◆ **DATASET RECORDS**

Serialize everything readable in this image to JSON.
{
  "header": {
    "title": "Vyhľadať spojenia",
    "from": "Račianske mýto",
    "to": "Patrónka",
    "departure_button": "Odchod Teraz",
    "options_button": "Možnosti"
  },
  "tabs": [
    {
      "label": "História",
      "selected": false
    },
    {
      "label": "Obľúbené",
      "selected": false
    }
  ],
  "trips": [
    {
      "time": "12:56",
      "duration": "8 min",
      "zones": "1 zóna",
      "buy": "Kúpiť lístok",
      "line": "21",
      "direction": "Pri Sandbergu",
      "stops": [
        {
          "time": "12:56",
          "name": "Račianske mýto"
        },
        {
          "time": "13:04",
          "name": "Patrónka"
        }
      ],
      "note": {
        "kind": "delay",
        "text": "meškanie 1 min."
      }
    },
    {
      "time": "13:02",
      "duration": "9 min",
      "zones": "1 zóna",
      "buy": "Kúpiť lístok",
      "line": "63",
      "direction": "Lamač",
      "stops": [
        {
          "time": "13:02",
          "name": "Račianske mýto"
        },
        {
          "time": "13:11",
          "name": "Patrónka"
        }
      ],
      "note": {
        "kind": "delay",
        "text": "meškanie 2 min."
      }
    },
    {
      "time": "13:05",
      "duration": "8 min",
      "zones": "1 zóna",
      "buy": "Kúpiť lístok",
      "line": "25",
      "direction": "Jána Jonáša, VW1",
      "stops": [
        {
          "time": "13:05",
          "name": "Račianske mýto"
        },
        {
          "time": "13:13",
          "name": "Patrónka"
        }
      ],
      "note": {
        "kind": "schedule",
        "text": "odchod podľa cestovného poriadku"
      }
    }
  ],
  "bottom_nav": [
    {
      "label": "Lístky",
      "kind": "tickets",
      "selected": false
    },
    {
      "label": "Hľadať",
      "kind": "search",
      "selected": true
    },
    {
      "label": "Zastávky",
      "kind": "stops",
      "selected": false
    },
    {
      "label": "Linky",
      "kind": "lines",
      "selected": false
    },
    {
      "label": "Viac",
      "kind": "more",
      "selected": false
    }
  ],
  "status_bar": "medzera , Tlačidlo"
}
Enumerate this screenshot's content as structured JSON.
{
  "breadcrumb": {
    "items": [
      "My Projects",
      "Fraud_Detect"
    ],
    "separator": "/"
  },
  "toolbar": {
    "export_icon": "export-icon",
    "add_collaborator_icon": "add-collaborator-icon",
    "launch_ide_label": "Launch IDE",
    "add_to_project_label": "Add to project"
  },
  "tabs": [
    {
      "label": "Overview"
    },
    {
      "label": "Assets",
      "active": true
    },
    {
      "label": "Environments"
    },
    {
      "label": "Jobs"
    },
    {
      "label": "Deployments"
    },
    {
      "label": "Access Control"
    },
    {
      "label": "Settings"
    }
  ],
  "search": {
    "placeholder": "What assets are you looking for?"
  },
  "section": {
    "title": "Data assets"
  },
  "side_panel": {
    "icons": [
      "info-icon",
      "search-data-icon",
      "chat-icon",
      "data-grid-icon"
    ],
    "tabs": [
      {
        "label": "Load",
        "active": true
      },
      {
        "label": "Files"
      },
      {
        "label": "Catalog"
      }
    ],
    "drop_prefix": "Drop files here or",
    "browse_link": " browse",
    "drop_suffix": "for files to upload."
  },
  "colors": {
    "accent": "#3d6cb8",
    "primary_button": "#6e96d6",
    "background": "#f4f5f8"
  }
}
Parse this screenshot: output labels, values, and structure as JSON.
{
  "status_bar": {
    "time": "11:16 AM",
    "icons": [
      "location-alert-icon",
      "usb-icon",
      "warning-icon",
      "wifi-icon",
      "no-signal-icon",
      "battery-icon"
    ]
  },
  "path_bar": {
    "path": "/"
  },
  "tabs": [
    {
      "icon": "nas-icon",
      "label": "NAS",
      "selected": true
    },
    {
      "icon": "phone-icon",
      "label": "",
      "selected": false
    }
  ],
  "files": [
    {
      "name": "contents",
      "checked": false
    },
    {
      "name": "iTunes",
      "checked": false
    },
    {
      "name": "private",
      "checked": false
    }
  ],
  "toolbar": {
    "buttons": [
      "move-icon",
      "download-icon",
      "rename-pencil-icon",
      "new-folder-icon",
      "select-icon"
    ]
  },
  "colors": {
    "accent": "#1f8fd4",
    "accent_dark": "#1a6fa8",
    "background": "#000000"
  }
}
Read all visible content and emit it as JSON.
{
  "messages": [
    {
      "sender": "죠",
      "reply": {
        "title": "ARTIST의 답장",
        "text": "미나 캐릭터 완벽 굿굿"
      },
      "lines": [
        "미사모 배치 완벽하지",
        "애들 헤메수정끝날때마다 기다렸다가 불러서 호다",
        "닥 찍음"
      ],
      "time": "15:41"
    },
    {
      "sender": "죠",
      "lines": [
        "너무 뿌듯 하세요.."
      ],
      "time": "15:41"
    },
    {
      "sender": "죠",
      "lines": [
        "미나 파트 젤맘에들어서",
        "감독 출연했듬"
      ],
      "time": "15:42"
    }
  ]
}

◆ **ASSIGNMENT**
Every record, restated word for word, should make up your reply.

◆ **OUTPUT OF THE EXERCISE**
Serialize everything readable in this image to JSON.
{
  "header": {
    "title": "Vyhľadať spojenia",
    "from": "Račianske mýto",
    "to": "Patrónka",
    "departure_button": "Odchod Teraz",
    "options_button": "Možnosti"
  },
  "tabs": [
    {
      "label": "História",
      "selected": false
    },
    {
      "label": "Obľúbené",
      "selected": false
    }
  ],
  "trips": [
    {
      "time": "12:56",
      "duration": "8 min",
      "zones": "1 zóna",
      "buy": "Kúpiť lístok",
      "line": "21",
      "direction": "Pri Sandbergu",
      "stops": [
        {
          "time": "12:56",
          "name": "Račianske mýto"
        },
        {
          "time": "13:04",
          "name": "Patrónka"
        }
      ],
      "note": {
        "kind": "delay",
        "text": "meškanie 1 min."
      }
    },
    {
      "time": "13:02",
      "duration": "9 min",
      "zones": "1 zóna",
      "buy": "Kúpiť lístok",
      "line": "63",
      "direction": "Lamač",
      "stops": [
        {
          "time": "13:02",
          "name": "Račianske mýto"
        },
        {
          "time": "13:11",
          "name": "Patrónka"
        }
      ],
      "note": {
        "kind": "delay",
        "text": "meškanie 2 min."
      }
    },
    {
      "time": "13:05",
      "duration": "8 min",
      "zones": "1 zóna",
      "buy": "Kúpiť lístok",
      "line": "25",
      "direction": "Jána Jonáša, VW1",
      "stops": [
        {
          "time": "13:05",
          "name": "Račianske mýto"
        },
        {
          "time": "13:13",
          "name": "Patrónka"
        }
      ],
      "note": {
        "kind": "schedule",
        "text": "odchod podľa cestovného poriadku"
      }
    }
  ],
  "bottom_nav": [
    {
      "label": "Lístky",
      "kind": "tickets",
      "selected": false
    },
    {
      "label": "Hľadať",
      "kind": "search",
      "selected": true
    },
    {
      "label": "Zastávky",
      "kind": "stops",
      "selected": false
    },
    {
      "label": "Linky",
      "kind": "lines",
      "selected": false
    },
    {
      "label": "Viac",
      "kind": "more",
      "selected": false
    }
  ],
  "status_bar": "medzera , Tlačidlo"
}
Enumerate this screenshot's content as structured JSON.
{
  "breadcrumb": {
    "items": [
      "My Projects",
      "Fraud_Detect"
    ],
    "separator": "/"
  },
  "toolbar": {
    "export_icon": "export-icon",
    "add_collaborator_icon": "add-collaborator-icon",
    "launch_ide_label": "Launch IDE",
    "add_to_project_label": "Add to project"
  },
  "tabs": [
    {
      "label": "Overview"
    },
    {
      "label": "Assets",
      "active": true
    },
    {
      "label": "Environments"
    },
    {
      "label": "Jobs"
    },
    {
      "label": "Deployments"
    },
    {
      "label": "Access Control"
    },
    {
      "label": "Settings"
    }
  ],
  "search": {
    "placeholder": "What assets are you looking for?"
  },
  "section": {
    "title": "Data assets"
  },
  "side_panel": {
    "icons": [
      "info-icon",
      "search-data-icon",
      "chat-icon",
      "data-grid-icon"
    ],
    "tabs": [
      {
        "label": "Load",
        "active": true
      },
      {
        "label": "Files"
      },
      {
        "label": "Catalog"
      }
    ],
    "drop_prefix": "Drop files here or",
    "browse_link": " browse",
    "drop_suffix": "for files to upload."
  },
  "colors": {
    "accent": "#3d6cb8",
    "primary_button": "#6e96d6",
    "background": "#f4f5f8"
  }
}
Parse this screenshot: output labels, values, and structure as JSON.
{
  "status_bar": {
    "time": "11:16 AM",
    "icons": [
      "location-alert-icon",
      "usb-icon",
      "warning-icon",
      "wifi-icon",
      "no-signal-icon",
      "battery-icon"
    ]
  },
  "path_bar": {
    "path": "/"
  },
  "tabs": [
    {
      "icon": "nas-icon",
      "label": "NAS",
      "selected": true
    },
    {
      "icon": "phone-icon",
      "label": "",
      "selected": false
    }
  ],
  "files": [
    {
      "name": "contents",
      "checked": false
    },
    {
      "name": "iTunes",
      "checked": false
    },
    {
      "name": "private",
      "checked": false
    }
  ],
  "toolbar": {
    "buttons": [
      "move-icon",
      "download-icon",
      "rename-pencil-icon",
      "new-folder-icon",
      "select-icon"
    ]
  },
  "colors": {
    "accent": "#1f8fd4",
    "accent_dark": "#1a6fa8",
    "background": "#000000"
  }
}
Read all visible content and emit it as JSON.
{
  "messages": [
    {
      "sender": "죠",
      "reply": {
        "title": "ARTIST의 답장",
        "text": "미나 캐릭터 완벽 굿굿"
      },
      "lines": [
        "미사모 배치 완벽하지",
        "애들 헤메수정끝날때마다 기다렸다가 불러서 호다",
        "닥 찍음"
      ],
      "time": "15:41"
    },
    {
      "sender": "죠",
      "lines": [
        "너무 뿌듯 하세요.."
      ],
      "time": "15:41"
    },
    {
      "sender": "죠",
      "lines": [
        "미나 파트 젤맘에들어서",
        "감독 출연했듬"
      ],
      "time": "15:42"
    }
  ]
}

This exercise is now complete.